WASHINGTON, DC - MARCH 18:  Sen. Tom Cotton (R-AK) looks at his papers during a Senate Armed Services Committee hearing on Ca
WASHINGTON, DC - MARCH 18: Sen. Tom Cotton (R-AK) looks at his papers during a Senate Armed Services Committee hearing on Capitol Hill March 18, 2015 in Washington, DC. The committee was hearing testimony on President Obamas Defense Authorization Request for FY2016 for the Department of the Army and the Department of the Air Force. (Photo by Mark Wilson/Getty Images)

Senator Tom Cotton (R-AR) asserted that the United States could destroy Iran's nuclear infrastructure in a several day bombing campaign.

Well, if that is true, then why should he get lathered over the Iran Nuclear Agreement Framework? With the agreement, we have inspectors on the ground, centrifuge limitations in place, and uranium enrichment capped. Without the agreement, we have none of those.

And, with or without the agreement, if Iran cheats, we can destroy their infrastructure with a few days of bombing, according to Cotton.

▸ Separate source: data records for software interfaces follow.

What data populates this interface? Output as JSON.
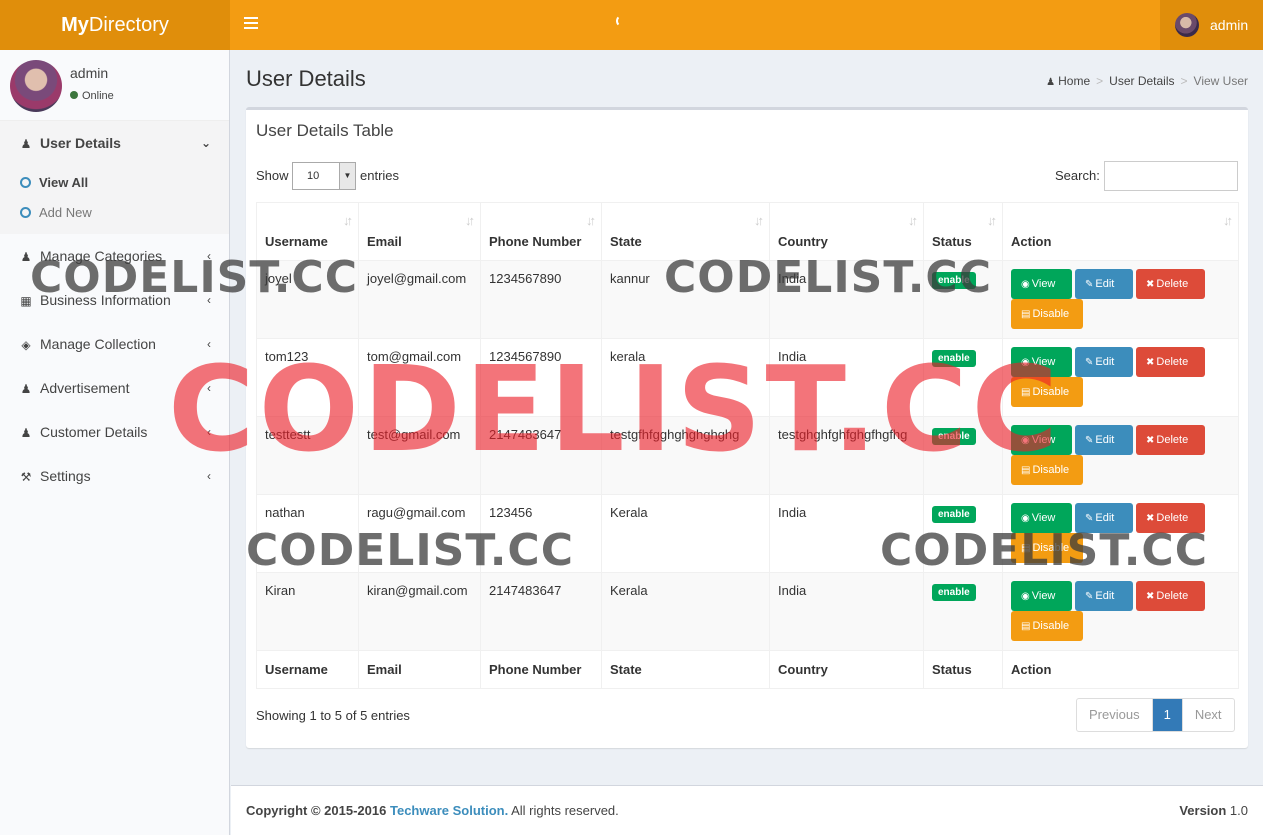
{
  "header": {
    "logo_bold": "My",
    "logo_rest": "Directory",
    "user_name": "admin"
  },
  "sidebar": {
    "user_name": "admin",
    "user_status": "Online",
    "menu": [
      {
        "label": "User Details",
        "icon": "user-icon"
      },
      {
        "label": "Manage Categories",
        "icon": "user-icon"
      },
      {
        "label": "Business Information",
        "icon": "building-icon"
      },
      {
        "label": "Manage Collection",
        "icon": "cube-icon"
      },
      {
        "label": "Advertisement",
        "icon": "user-icon"
      },
      {
        "label": "Customer Details",
        "icon": "users-icon"
      },
      {
        "label": "Settings",
        "icon": "wrench-icon"
      }
    ],
    "submenu": [
      {
        "label": "View All"
      },
      {
        "label": "Add New"
      }
    ]
  },
  "page": {
    "title": "User Details",
    "breadcrumb": [
      "Home",
      "User Details",
      "View User"
    ]
  },
  "box": {
    "title": "User Details Table",
    "show_label": "Show",
    "entries_value": "10",
    "entries_label": "entries",
    "search_label": "Search:",
    "search_value": ""
  },
  "table": {
    "headers": [
      "Username",
      "Email",
      "Phone Number",
      "State",
      "Country",
      "Status",
      "Action"
    ],
    "rows": [
      {
        "username": "joyel",
        "email": "joyel@gmail.com",
        "phone": "1234567890",
        "state": "kannur",
        "country": "India",
        "status": "enable"
      },
      {
        "username": "tom123",
        "email": "tom@gmail.com",
        "phone": "1234567890",
        "state": "kerala",
        "country": "India",
        "status": "enable"
      },
      {
        "username": "testtestt",
        "email": "test@gmail.com",
        "phone": "2147483647",
        "state": "testgfhfgghghghghghg",
        "country": "testghghfghfghgfhgfhg",
        "status": "enable"
      },
      {
        "username": "nathan",
        "email": "ragu@gmail.com",
        "phone": "123456",
        "state": "Kerala",
        "country": "India",
        "status": "enable"
      },
      {
        "username": "Kiran",
        "email": "kiran@gmail.com",
        "phone": "2147483647",
        "state": "Kerala",
        "country": "India",
        "status": "enable"
      }
    ],
    "actions": {
      "view": "View",
      "edit": "Edit",
      "delete": "Delete",
      "disable": "Disable"
    }
  },
  "pagination": {
    "info": "Showing 1 to 5 of 5 entries",
    "previous": "Previous",
    "current": "1",
    "next": "Next"
  },
  "footer": {
    "copyright_prefix": "Copyright © 2015-2016",
    "company": "Techware Solution.",
    "copyright_suffix": "All rights reserved.",
    "version_label": "Version",
    "version_value": "1.0"
  },
  "watermark": {
    "text": "CODELIST.CC"
  }
}
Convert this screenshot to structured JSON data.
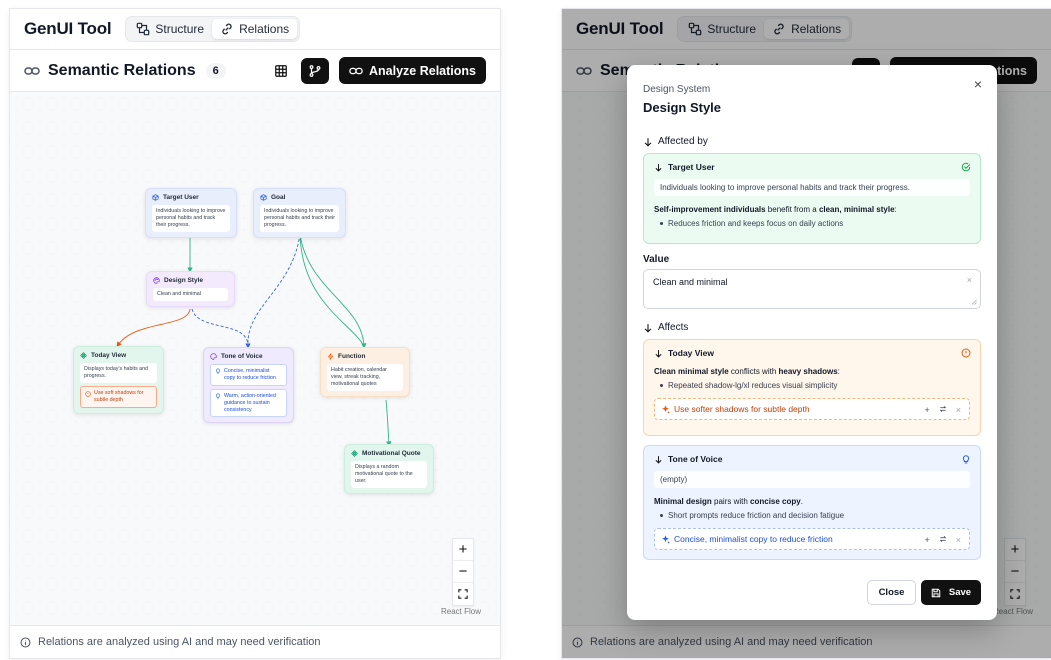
{
  "app": {
    "title": "GenUI Tool"
  },
  "tabs": [
    {
      "label": "Structure"
    },
    {
      "label": "Relations"
    }
  ],
  "toolbar": {
    "title": "Semantic Relations",
    "count": "6",
    "analyze_label": "Analyze Relations"
  },
  "footer": {
    "note": "Relations are analyzed using AI and may need verification"
  },
  "react_flow_label": "React Flow",
  "zoom": {
    "in": "+",
    "out": "−"
  },
  "nodes": {
    "target_user": {
      "title": "Target User",
      "body": "Individuals looking to improve personal habits and track their progress."
    },
    "goal": {
      "title": "Goal",
      "body": "Individuals looking to improve personal habits and track their progress."
    },
    "design_style": {
      "title": "Design Style",
      "body": "Clean and minimal"
    },
    "today_view": {
      "title": "Today View",
      "body": "Displays today's habits and progress.",
      "suggestion": "Use soft shadows for subtle depth"
    },
    "tone_of_voice": {
      "title": "Tone of Voice",
      "items": [
        "Concise, minimalist copy to reduce friction",
        "Warm, action-oriented guidance to sustain consistency"
      ]
    },
    "function": {
      "title": "Function",
      "body": "Habit creation, calendar view, streak tracking, motivational quotes"
    },
    "motivational_quote": {
      "title": "Motivational Quote",
      "body": "Displays a random motivational quote to the user."
    }
  },
  "modal": {
    "category": "Design System",
    "title": "Design Style",
    "close_glyph": "×",
    "affected_by_label": "Affected by",
    "affected_by": {
      "title": "Target User",
      "value": "Individuals looking to improve personal habits and track their progress.",
      "text_b1": "Self-improvement individuals",
      "text_mid": " benefit from a ",
      "text_b2": "clean, minimal style",
      "text_end": ":",
      "bullet": "Reduces friction and keeps focus on daily actions"
    },
    "value_label": "Value",
    "value": "Clean and minimal",
    "value_clear": "×",
    "affects_label": "Affects",
    "affects": [
      {
        "title": "Today View",
        "text_b1": "Clean minimal style",
        "text_mid": " conflicts with ",
        "text_b2": "heavy shadows",
        "text_end": ":",
        "bullet": "Repeated shadow-lg/xl reduces visual simplicity",
        "suggestion": "Use softer shadows for subtle depth"
      },
      {
        "title": "Tone of Voice",
        "value": "(empty)",
        "text_b1": "Minimal design",
        "text_mid": " pairs with ",
        "text_b2": "concise copy",
        "text_end": ".",
        "bullet": "Short prompts reduce friction and decision fatigue",
        "suggestion": "Concise, minimalist copy to reduce friction"
      }
    ],
    "suggestion_add": "+",
    "suggestion_remove": "×",
    "close_label": "Close",
    "save_label": "Save"
  },
  "colors": {
    "accent_dark": "#111111",
    "green": "#16a34a",
    "orange": "#ea580c",
    "blue": "#2563eb",
    "purple": "#7c3aed"
  }
}
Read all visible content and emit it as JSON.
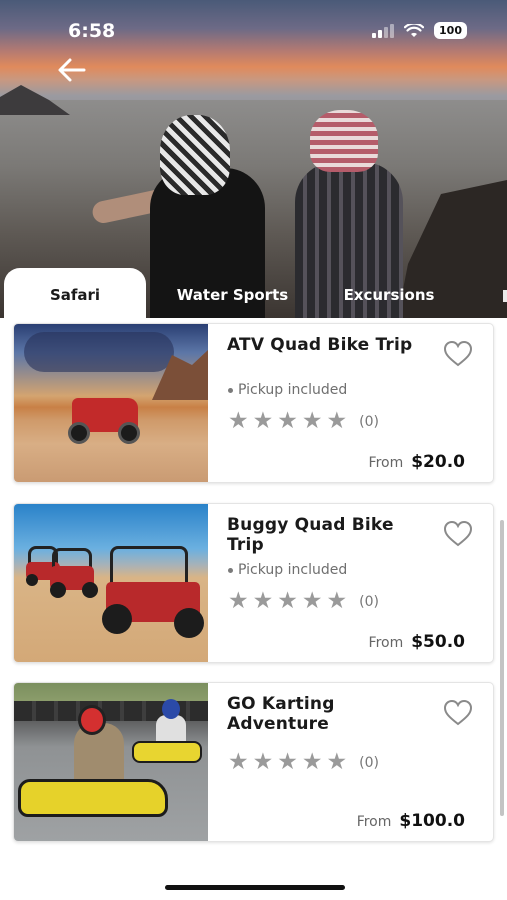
{
  "status_bar": {
    "time": "6:58",
    "battery": "100"
  },
  "navigation": {
    "back_icon": "arrow-left-icon"
  },
  "tabs": [
    {
      "label": "Safari",
      "active": true
    },
    {
      "label": "Water Sports",
      "active": false
    },
    {
      "label": "Excursions",
      "active": false
    }
  ],
  "tours": [
    {
      "title": "ATV Quad Bike Trip",
      "pickup": "Pickup included",
      "rating_count": "(0)",
      "price_prefix": "From",
      "price": "$20.0",
      "image": "atv-quad-bike-photo"
    },
    {
      "title": "Buggy Quad Bike Trip",
      "pickup": "Pickup included",
      "rating_count": "(0)",
      "price_prefix": "From",
      "price": "$50.0",
      "image": "buggy-photo"
    },
    {
      "title": "GO Karting Adventure",
      "pickup": "",
      "rating_count": "(0)",
      "price_prefix": "From",
      "price": "$100.0",
      "image": "go-kart-photo"
    }
  ],
  "colors": {
    "star": "#9a9a9a",
    "accent_text": "#1a1a1a",
    "heart": "#8a8a8a"
  }
}
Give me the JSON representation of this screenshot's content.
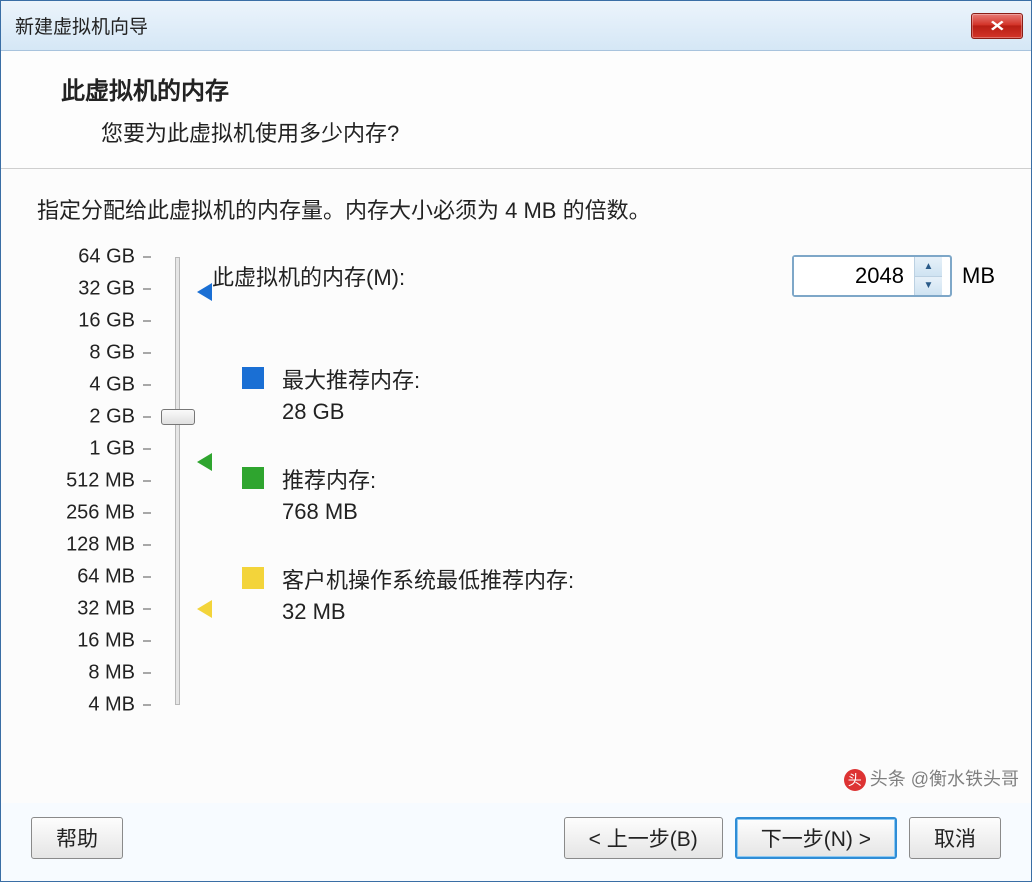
{
  "window_title": "新建虚拟机向导",
  "header": {
    "title": "此虚拟机的内存",
    "subtitle": "您要为此虚拟机使用多少内存?"
  },
  "instruction": "指定分配给此虚拟机的内存量。内存大小必须为 4 MB 的倍数。",
  "memory_label": "此虚拟机的内存(M):",
  "memory_value": "2048",
  "memory_unit": "MB",
  "ticks": [
    "64 GB",
    "32 GB",
    "16 GB",
    "8 GB",
    "4 GB",
    "2 GB",
    "1 GB",
    "512 MB",
    "256 MB",
    "128 MB",
    "64 MB",
    "32 MB",
    "16 MB",
    "8 MB",
    "4 MB"
  ],
  "markers": {
    "max": {
      "label": "最大推荐内存:",
      "value": "28 GB",
      "color": "#1a6fd4"
    },
    "rec": {
      "label": "推荐内存:",
      "value": "768 MB",
      "color": "#2fa52f"
    },
    "min": {
      "label": "客户机操作系统最低推荐内存:",
      "value": "32 MB",
      "color": "#f3d43a"
    }
  },
  "buttons": {
    "help": "帮助",
    "back": "< 上一步(B)",
    "next": "下一步(N) >",
    "cancel": "取消"
  },
  "watermark": "头条 @衡水铁头哥"
}
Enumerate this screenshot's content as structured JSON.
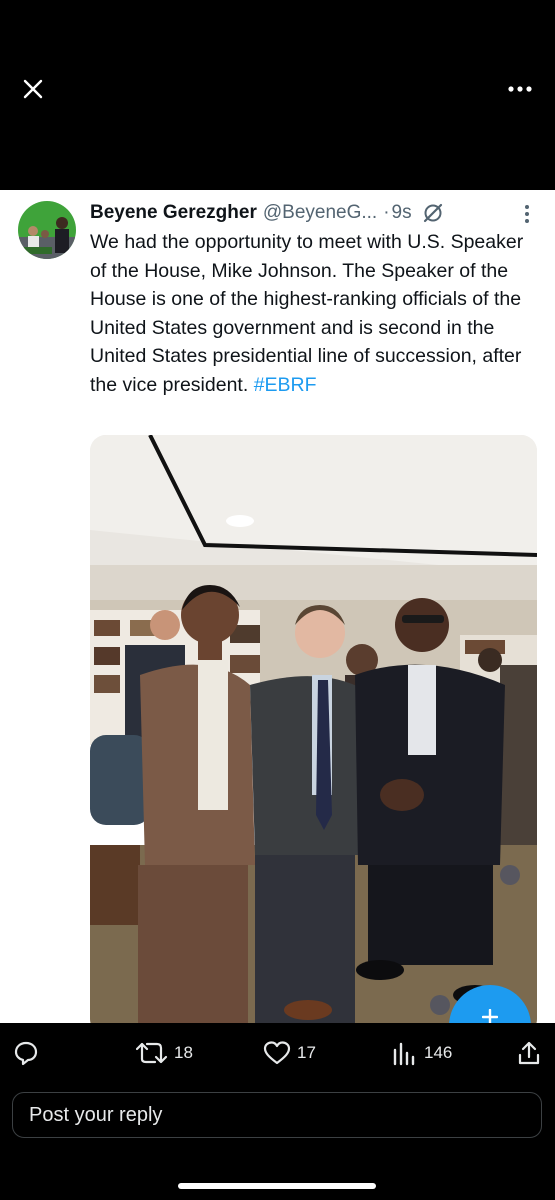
{
  "post": {
    "author_name": "Beyene Gerezgher",
    "author_handle": "@BeyeneG...",
    "separator": "·",
    "time": "9s",
    "text": "We had the opportunity to meet with U.S. Speaker of the House, Mike Johnson. The Speaker of the House is one of the highest-ranking officials of the United States government and is second in the United States presidential line of succession, after the vice president. ",
    "hashtag": "#EBRF"
  },
  "actions": {
    "reply_icon": "reply-icon",
    "repost_count": "18",
    "like_count": "17",
    "view_count": "146",
    "share_icon": "share-icon"
  },
  "reply": {
    "placeholder": "Post your reply"
  },
  "colors": {
    "accent": "#1d9bf0",
    "background": "#000000",
    "card": "#ffffff",
    "text_primary": "#0f1419",
    "text_secondary": "#536471"
  }
}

If Cotton is right, then the risks associated with the Iran Nuclear Deal have largely vanished. The Iran Nuclear deal includes degrading its current enriched uranium, reducing the number and quality of its centrifuges, converting the underground facility to medical isotope production... and inspections. With no deal, we get none of these.

The risk, of course, is that Iran will cheat and "breakout" to develop a bomb within a year or less. But, with the deal in place, we are far more likely to know about it in advance.

With inspectors in place, and then kicked out, we knew in advance that North Korea was developing a bomb. North Korea had thrown out the inspectors, broken the lock on their storage facility for spent reactor spent rods and moved them to their reprocessing plant to produce plutonium.

The Bush/Cheney Administration simply did nothing about it. But, we knew.

Similarly, the Iran Framework Agreement poses far less risk than no deal at all. We are more likely to know of Iran's progress toward a bomb and Cotton says we can knock it all out in several days of bombing.

Cotton needs to explain how, with the firepower he says we have, the Framework Agreement with Iran is a risk.